Skipper allays fears he will not join the side amid a hectic playing schedule.
Captain Michael Clarke is confident the chronic back problem that has hampered him for years will not keep him out of Australia’s upcoming one-day series in India.
Clarke arrived back in Sydney late Wednesday after a gruelling England tour that saw Australia humbled 3-0 in the Test series before they bounced back to win the one-day international series 2-1.
His back flared up again before the final ODI in Southampton and Clarke said he would consult team physiotherapist Alex Kountouris and probably undergo scans, but remained hopeful he could go to India.
“No doubt it’s quite stiff and sore,” he told reporters at Sydney airport.
“But I’ll be guided by the experts on what I need to do now to try and get myself as fit as I can be.
“I would certainly like to go and continue to play. I’m enjoying my cricket at the moment.”
“It was a good win for us in the ODI series and we need to keep that momentum going,” he added. “The last couple of weeks were a good start and (I) hope we can keep that going in India.”

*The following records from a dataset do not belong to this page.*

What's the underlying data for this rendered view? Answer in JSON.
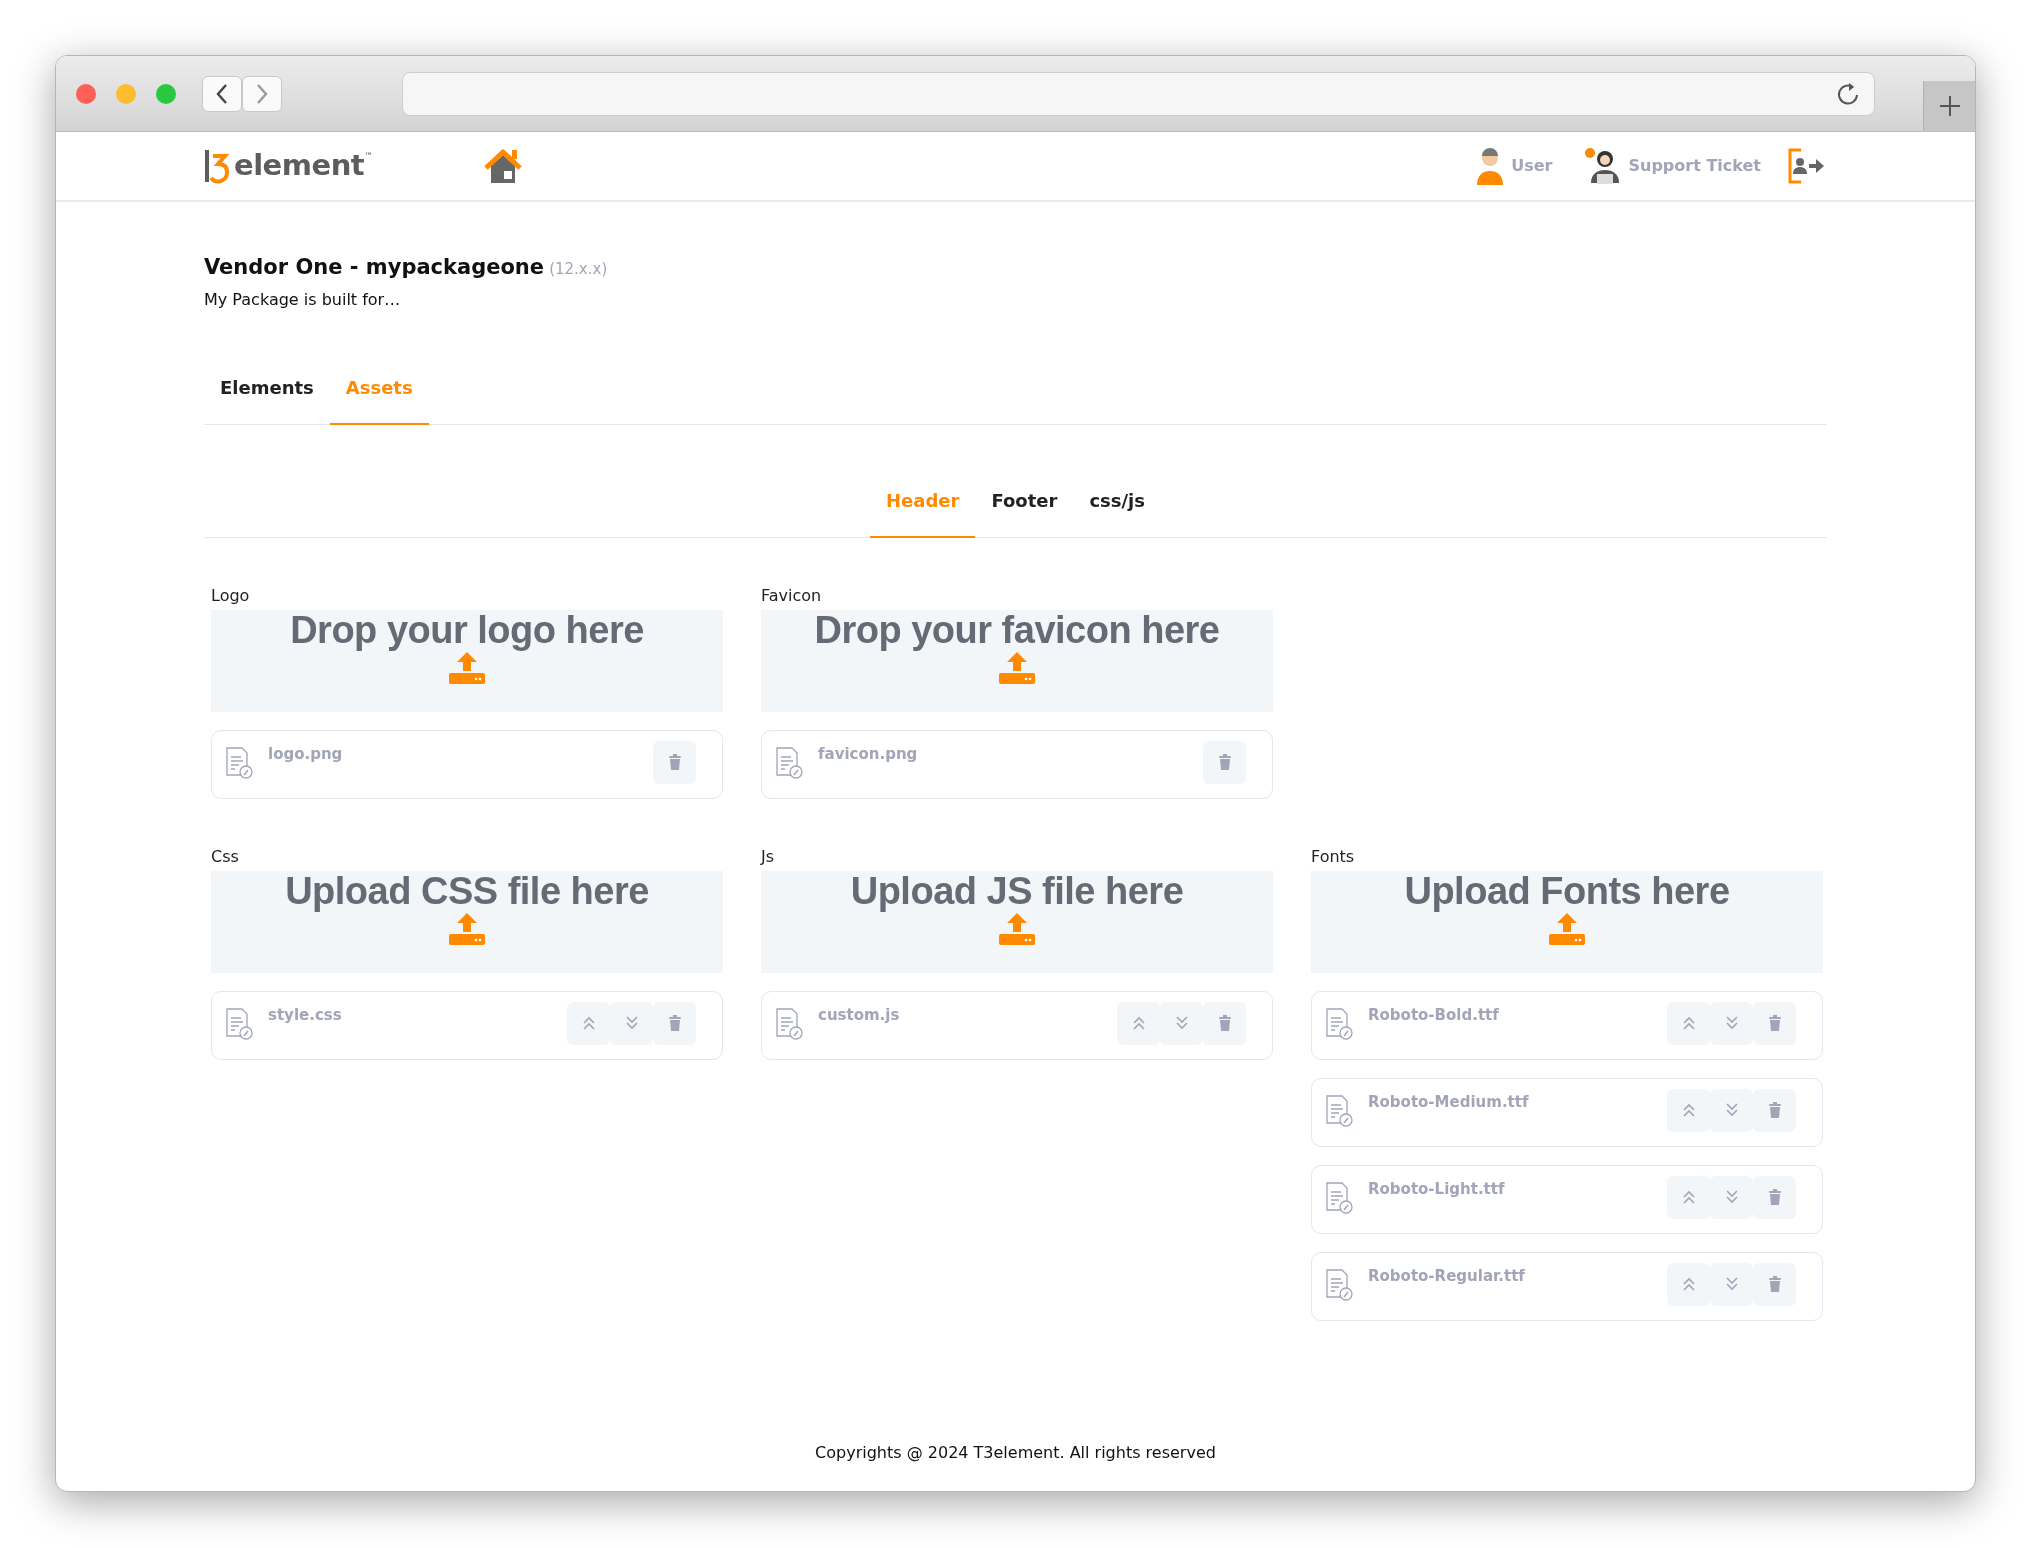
{
  "navbar": {
    "logo": {
      "text": "element",
      "trademark": "™"
    },
    "links": [
      {
        "label": "User",
        "kind": "user"
      },
      {
        "label": "Support Ticket",
        "kind": "support"
      }
    ]
  },
  "package": {
    "title": "Vendor One - mypackageone",
    "version": "(12.x.x)",
    "description": "My Package is built for…"
  },
  "tabs": [
    {
      "label": "Elements",
      "selected": false
    },
    {
      "label": "Assets",
      "selected": true
    }
  ],
  "subtabs": [
    {
      "label": "Header",
      "selected": true
    },
    {
      "label": "Footer",
      "selected": false
    },
    {
      "label": "css/js",
      "selected": false
    }
  ],
  "rows": [
    [
      {
        "label": "Logo",
        "dropzone": "Drop your logo here",
        "files": [
          {
            "name": "logo.png",
            "kind": "single"
          }
        ]
      },
      {
        "label": "Favicon",
        "dropzone": "Drop your favicon here",
        "files": [
          {
            "name": "favicon.png",
            "kind": "single"
          }
        ]
      }
    ],
    [
      {
        "label": "Css",
        "dropzone": "Upload CSS file here",
        "files": [
          {
            "name": "style.css",
            "kind": "ordered"
          }
        ]
      },
      {
        "label": "Js",
        "dropzone": "Upload JS file here",
        "files": [
          {
            "name": "custom.js",
            "kind": "ordered"
          }
        ]
      },
      {
        "label": "Fonts",
        "dropzone": "Upload Fonts  here",
        "files": [
          {
            "name": "Roboto-Bold.ttf",
            "kind": "ordered"
          },
          {
            "name": "Roboto-Medium.ttf",
            "kind": "ordered"
          },
          {
            "name": "Roboto-Light.ttf",
            "kind": "ordered"
          },
          {
            "name": "Roboto-Regular.ttf",
            "kind": "ordered"
          }
        ]
      }
    ]
  ],
  "footer": "Copyrights @ 2024 T3element. All rights reserved"
}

Australia are due to play seven ODIs and one Twenty20 international in India. The T20 game, which kicks off the tour, is on October 10 in Rajkot.
The squad is yet to be announced but The Sydney Morning Herald said veteran wicketkeeper Brad Haddin was in line for a recall after Matthew Wade had a lean tour of England.

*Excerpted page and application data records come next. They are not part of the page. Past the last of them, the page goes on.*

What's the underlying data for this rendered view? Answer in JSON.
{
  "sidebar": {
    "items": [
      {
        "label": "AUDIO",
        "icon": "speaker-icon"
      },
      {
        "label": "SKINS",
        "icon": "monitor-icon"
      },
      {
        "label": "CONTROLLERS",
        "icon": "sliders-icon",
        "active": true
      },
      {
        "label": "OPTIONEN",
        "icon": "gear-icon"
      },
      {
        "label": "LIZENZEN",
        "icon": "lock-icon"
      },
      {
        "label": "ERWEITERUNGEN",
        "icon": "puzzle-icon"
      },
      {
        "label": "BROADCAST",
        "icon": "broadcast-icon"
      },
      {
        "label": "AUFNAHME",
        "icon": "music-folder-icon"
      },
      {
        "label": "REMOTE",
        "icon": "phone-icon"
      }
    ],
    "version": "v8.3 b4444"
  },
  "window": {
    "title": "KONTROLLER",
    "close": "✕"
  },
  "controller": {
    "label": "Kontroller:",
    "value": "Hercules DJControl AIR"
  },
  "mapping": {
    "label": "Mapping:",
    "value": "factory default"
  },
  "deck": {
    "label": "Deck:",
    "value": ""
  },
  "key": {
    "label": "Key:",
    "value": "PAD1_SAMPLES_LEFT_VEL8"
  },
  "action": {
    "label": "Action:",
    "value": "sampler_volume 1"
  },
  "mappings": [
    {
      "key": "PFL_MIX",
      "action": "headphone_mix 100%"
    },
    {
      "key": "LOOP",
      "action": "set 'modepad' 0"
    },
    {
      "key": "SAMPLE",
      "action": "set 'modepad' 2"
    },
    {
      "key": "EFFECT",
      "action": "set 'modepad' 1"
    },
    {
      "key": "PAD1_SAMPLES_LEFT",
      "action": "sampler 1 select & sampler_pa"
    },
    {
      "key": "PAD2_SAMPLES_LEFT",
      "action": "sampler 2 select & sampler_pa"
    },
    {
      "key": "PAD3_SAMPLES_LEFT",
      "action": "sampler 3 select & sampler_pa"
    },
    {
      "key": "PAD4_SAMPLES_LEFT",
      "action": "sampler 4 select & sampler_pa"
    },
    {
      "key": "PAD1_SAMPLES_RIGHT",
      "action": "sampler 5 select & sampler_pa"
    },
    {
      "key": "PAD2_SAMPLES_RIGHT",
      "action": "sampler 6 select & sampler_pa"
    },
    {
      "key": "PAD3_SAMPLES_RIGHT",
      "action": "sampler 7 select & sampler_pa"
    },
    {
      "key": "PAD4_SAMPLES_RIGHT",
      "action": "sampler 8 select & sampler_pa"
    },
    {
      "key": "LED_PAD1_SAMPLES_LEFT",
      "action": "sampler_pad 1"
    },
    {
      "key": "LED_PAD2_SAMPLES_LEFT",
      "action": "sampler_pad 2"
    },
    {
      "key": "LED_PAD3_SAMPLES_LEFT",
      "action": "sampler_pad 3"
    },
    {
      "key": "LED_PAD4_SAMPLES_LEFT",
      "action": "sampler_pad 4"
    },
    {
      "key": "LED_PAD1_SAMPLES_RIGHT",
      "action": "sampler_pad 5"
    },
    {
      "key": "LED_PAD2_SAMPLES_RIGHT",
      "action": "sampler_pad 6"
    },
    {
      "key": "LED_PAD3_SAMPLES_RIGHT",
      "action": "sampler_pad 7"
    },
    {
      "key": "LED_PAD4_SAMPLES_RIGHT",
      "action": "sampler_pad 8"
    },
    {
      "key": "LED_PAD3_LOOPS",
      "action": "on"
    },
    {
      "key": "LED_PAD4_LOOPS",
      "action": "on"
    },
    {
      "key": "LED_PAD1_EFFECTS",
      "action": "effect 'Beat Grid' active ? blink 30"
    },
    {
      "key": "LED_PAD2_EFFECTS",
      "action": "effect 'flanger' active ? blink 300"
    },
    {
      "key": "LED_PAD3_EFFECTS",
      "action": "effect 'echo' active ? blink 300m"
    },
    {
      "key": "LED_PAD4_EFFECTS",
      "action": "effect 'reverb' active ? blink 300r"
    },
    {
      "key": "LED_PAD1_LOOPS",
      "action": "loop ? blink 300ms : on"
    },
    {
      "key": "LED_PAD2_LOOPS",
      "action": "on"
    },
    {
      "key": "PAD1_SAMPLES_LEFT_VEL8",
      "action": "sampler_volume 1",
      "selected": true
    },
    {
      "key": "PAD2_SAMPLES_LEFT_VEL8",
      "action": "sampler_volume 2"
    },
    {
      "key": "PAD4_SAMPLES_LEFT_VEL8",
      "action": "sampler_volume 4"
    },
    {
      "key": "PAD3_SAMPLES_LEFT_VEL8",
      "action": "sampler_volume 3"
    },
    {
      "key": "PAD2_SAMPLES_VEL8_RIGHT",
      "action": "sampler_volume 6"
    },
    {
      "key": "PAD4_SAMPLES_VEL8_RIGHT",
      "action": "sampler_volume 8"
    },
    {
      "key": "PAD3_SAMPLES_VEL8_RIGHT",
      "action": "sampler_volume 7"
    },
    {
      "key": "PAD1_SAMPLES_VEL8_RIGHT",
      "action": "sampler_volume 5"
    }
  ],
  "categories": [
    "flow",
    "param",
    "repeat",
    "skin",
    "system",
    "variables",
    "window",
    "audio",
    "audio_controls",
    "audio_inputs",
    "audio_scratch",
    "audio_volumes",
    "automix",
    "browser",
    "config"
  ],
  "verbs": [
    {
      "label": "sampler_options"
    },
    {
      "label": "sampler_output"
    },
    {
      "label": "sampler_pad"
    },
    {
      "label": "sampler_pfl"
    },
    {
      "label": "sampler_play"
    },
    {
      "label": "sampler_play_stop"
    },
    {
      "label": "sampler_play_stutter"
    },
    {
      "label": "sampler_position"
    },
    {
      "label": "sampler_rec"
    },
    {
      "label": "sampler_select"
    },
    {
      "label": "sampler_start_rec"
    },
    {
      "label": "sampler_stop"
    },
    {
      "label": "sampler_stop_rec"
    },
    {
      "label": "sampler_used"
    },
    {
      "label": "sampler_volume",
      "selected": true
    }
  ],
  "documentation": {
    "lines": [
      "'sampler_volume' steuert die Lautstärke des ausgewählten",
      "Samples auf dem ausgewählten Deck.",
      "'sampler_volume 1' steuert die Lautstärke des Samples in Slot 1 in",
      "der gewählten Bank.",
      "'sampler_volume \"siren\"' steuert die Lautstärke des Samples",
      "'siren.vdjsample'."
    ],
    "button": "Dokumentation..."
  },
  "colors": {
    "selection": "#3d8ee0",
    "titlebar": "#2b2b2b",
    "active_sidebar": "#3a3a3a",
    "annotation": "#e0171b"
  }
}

Haddin, 35, was brought back into the Test side in place of Wade for the Ashes to serve as Clarke’s vice-captain and he broke Rod Marsh’s 30-year-old record for the most dismissals in a series, but he was not in the one-day team.

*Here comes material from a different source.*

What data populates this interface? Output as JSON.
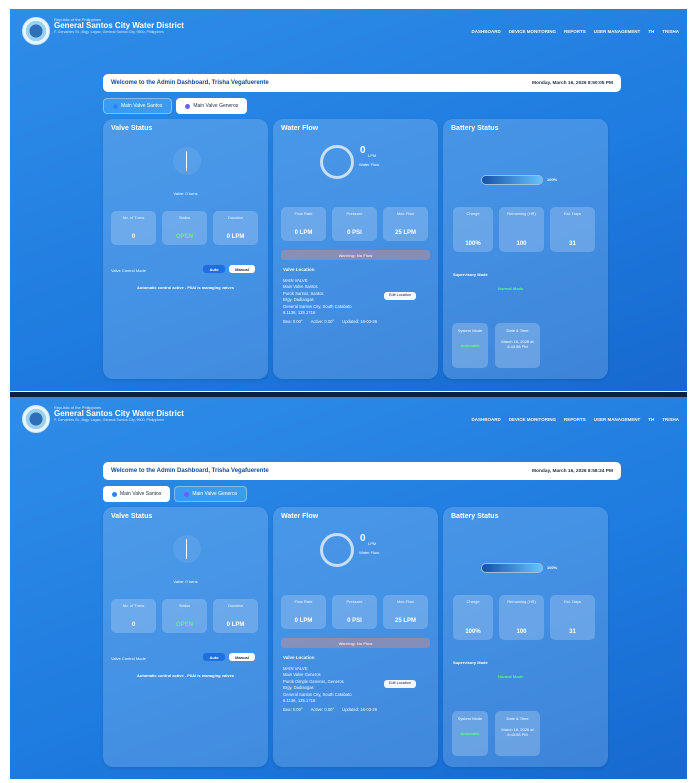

Before the final Test at the Oval he signalled a desire to play in the 2015 World Cup in Australia.
Clarke insisted a lot of positives came out of the England tour, despite the Ashes disappointment. But he would not be drawn on where Australia needed to improve for the return series starting in November.
“I don’t think it’s right to go into specifics, we just have to play better cricket more consistently,” he said.
“In patches we played some really good cricket but over a five-Test series you’ve got to be at your best consistently throughout the whole time and we just didn’t quite do that.”